Entries from a dataset of interfaces:

____________

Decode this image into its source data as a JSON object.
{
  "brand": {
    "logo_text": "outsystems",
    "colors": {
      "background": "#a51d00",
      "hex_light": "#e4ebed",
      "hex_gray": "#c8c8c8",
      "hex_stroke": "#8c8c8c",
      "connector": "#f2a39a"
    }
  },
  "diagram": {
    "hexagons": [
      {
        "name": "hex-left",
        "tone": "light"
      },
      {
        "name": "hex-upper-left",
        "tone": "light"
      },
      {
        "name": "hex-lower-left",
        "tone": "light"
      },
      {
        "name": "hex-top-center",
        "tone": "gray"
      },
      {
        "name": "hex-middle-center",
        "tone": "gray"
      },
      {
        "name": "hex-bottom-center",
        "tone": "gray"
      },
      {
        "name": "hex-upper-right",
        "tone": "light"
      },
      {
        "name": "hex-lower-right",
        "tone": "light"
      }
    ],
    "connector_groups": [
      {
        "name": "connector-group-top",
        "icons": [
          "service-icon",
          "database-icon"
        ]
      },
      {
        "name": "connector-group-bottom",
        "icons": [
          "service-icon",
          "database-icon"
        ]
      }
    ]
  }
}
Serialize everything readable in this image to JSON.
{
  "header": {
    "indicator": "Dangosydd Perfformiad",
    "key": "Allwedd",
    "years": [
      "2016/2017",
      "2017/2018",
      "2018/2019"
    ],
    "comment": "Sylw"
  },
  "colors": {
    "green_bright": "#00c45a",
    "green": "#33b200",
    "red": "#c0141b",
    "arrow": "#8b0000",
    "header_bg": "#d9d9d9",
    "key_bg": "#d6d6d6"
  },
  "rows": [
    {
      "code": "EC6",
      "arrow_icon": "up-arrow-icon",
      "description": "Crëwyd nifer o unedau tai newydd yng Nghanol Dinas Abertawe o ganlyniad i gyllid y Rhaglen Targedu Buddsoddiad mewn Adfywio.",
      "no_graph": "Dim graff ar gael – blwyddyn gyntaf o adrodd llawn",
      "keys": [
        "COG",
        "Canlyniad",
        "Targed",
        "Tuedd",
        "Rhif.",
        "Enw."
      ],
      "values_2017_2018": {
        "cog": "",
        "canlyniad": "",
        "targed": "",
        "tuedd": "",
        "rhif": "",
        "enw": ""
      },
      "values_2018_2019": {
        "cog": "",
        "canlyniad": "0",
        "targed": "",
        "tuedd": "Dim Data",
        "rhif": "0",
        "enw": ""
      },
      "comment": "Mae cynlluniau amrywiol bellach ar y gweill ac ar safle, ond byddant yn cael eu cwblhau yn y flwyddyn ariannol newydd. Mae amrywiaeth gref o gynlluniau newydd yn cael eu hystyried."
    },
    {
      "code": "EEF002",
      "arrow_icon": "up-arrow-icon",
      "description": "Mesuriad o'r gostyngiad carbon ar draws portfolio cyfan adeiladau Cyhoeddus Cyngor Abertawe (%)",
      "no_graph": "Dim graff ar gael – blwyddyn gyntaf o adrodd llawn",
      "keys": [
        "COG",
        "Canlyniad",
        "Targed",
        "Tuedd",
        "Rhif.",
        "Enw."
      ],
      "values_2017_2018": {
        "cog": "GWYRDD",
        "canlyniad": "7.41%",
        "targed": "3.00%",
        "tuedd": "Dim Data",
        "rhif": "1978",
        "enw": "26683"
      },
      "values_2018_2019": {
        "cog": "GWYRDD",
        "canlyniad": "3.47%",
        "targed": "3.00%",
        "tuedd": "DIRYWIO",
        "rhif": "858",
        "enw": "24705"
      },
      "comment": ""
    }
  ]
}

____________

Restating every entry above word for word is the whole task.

Decode this image into its source data as a JSON object.
{
  "brand": {
    "logo_text": "outsystems",
    "colors": {
      "background": "#a51d00",
      "hex_light": "#e4ebed",
      "hex_gray": "#c8c8c8",
      "hex_stroke": "#8c8c8c",
      "connector": "#f2a39a"
    }
  },
  "diagram": {
    "hexagons": [
      {
        "name": "hex-left",
        "tone": "light"
      },
      {
        "name": "hex-upper-left",
        "tone": "light"
      },
      {
        "name": "hex-lower-left",
        "tone": "light"
      },
      {
        "name": "hex-top-center",
        "tone": "gray"
      },
      {
        "name": "hex-middle-center",
        "tone": "gray"
      },
      {
        "name": "hex-bottom-center",
        "tone": "gray"
      },
      {
        "name": "hex-upper-right",
        "tone": "light"
      },
      {
        "name": "hex-lower-right",
        "tone": "light"
      }
    ],
    "connector_groups": [
      {
        "name": "connector-group-top",
        "icons": [
          "service-icon",
          "database-icon"
        ]
      },
      {
        "name": "connector-group-bottom",
        "icons": [
          "service-icon",
          "database-icon"
        ]
      }
    ]
  }
}
Serialize everything readable in this image to JSON.
{
  "header": {
    "indicator": "Dangosydd Perfformiad",
    "key": "Allwedd",
    "years": [
      "2016/2017",
      "2017/2018",
      "2018/2019"
    ],
    "comment": "Sylw"
  },
  "colors": {
    "green_bright": "#00c45a",
    "green": "#33b200",
    "red": "#c0141b",
    "arrow": "#8b0000",
    "header_bg": "#d9d9d9",
    "key_bg": "#d6d6d6"
  },
  "rows": [
    {
      "code": "EC6",
      "arrow_icon": "up-arrow-icon",
      "description": "Crëwyd nifer o unedau tai newydd yng Nghanol Dinas Abertawe o ganlyniad i gyllid y Rhaglen Targedu Buddsoddiad mewn Adfywio.",
      "no_graph": "Dim graff ar gael – blwyddyn gyntaf o adrodd llawn",
      "keys": [
        "COG",
        "Canlyniad",
        "Targed",
        "Tuedd",
        "Rhif.",
        "Enw."
      ],
      "values_2017_2018": {
        "cog": "",
        "canlyniad": "",
        "targed": "",
        "tuedd": "",
        "rhif": "",
        "enw": ""
      },
      "values_2018_2019": {
        "cog": "",
        "canlyniad": "0",
        "targed": "",
        "tuedd": "Dim Data",
        "rhif": "0",
        "enw": ""
      },
      "comment": "Mae cynlluniau amrywiol bellach ar y gweill ac ar safle, ond byddant yn cael eu cwblhau yn y flwyddyn ariannol newydd. Mae amrywiaeth gref o gynlluniau newydd yn cael eu hystyried."
    },
    {
      "code": "EEF002",
      "arrow_icon": "up-arrow-icon",
      "description": "Mesuriad o'r gostyngiad carbon ar draws portfolio cyfan adeiladau Cyhoeddus Cyngor Abertawe (%)",
      "no_graph": "Dim graff ar gael – blwyddyn gyntaf o adrodd llawn",
      "keys": [
        "COG",
        "Canlyniad",
        "Targed",
        "Tuedd",
        "Rhif.",
        "Enw."
      ],
      "values_2017_2018": {
        "cog": "GWYRDD",
        "canlyniad": "7.41%",
        "targed": "3.00%",
        "tuedd": "Dim Data",
        "rhif": "1978",
        "enw": "26683"
      },
      "values_2018_2019": {
        "cog": "GWYRDD",
        "canlyniad": "3.47%",
        "targed": "3.00%",
        "tuedd": "DIRYWIO",
        "rhif": "858",
        "enw": "24705"
      },
      "comment": ""
    }
  ]
}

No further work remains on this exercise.